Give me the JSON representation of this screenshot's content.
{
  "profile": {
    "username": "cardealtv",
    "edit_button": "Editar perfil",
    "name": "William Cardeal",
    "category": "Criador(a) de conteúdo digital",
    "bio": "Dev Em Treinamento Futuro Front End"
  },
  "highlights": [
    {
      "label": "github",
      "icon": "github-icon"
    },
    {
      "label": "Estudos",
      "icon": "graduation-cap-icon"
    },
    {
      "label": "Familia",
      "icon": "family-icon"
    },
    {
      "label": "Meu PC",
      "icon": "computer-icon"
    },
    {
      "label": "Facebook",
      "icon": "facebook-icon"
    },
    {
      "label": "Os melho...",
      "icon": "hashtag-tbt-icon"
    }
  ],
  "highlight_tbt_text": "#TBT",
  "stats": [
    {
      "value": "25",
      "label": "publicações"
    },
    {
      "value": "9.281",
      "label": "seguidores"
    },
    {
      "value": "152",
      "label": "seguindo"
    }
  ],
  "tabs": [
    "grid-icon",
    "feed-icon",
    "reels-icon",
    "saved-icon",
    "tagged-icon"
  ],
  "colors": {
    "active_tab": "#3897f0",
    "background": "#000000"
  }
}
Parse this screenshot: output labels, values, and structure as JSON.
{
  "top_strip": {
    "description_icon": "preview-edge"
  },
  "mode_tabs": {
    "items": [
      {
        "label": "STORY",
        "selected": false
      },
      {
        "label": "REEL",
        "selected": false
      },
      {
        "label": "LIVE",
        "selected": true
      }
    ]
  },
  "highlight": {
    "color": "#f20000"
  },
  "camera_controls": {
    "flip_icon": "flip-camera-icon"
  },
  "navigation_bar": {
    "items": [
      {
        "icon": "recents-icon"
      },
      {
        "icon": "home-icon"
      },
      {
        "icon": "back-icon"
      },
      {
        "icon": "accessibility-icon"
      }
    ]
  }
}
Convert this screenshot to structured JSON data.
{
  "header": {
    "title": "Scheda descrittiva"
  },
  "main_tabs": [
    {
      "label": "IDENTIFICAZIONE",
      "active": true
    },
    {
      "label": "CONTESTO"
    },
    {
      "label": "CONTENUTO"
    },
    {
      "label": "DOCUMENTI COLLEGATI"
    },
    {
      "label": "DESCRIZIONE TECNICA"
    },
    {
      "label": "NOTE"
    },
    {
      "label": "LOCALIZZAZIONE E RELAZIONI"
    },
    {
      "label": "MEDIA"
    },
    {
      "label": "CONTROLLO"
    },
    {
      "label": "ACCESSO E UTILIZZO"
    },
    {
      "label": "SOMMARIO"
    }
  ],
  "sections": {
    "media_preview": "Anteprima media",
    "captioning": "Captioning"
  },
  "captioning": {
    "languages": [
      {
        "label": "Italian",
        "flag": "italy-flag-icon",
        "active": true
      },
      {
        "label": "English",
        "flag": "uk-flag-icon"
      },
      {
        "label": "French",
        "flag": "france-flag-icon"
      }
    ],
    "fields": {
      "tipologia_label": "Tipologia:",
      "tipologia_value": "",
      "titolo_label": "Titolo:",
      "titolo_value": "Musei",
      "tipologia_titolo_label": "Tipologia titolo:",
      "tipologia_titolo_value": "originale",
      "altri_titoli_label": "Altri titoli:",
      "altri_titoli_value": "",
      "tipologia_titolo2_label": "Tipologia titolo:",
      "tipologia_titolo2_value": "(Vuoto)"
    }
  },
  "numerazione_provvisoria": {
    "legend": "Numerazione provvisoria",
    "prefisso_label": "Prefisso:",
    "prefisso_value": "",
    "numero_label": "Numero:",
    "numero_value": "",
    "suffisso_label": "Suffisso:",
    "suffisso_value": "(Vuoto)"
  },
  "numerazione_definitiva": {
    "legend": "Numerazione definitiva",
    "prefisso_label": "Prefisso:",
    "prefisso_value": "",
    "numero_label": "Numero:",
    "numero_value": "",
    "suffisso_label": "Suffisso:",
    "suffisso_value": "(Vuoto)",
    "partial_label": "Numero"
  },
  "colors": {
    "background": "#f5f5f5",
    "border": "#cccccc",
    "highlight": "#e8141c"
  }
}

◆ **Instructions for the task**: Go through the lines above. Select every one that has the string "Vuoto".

◆ **Result**:
      "tipologia_titolo2_value": "(Vuoto)"
    "suffisso_value": "(Vuoto)"
    "suffisso_value": "(Vuoto)",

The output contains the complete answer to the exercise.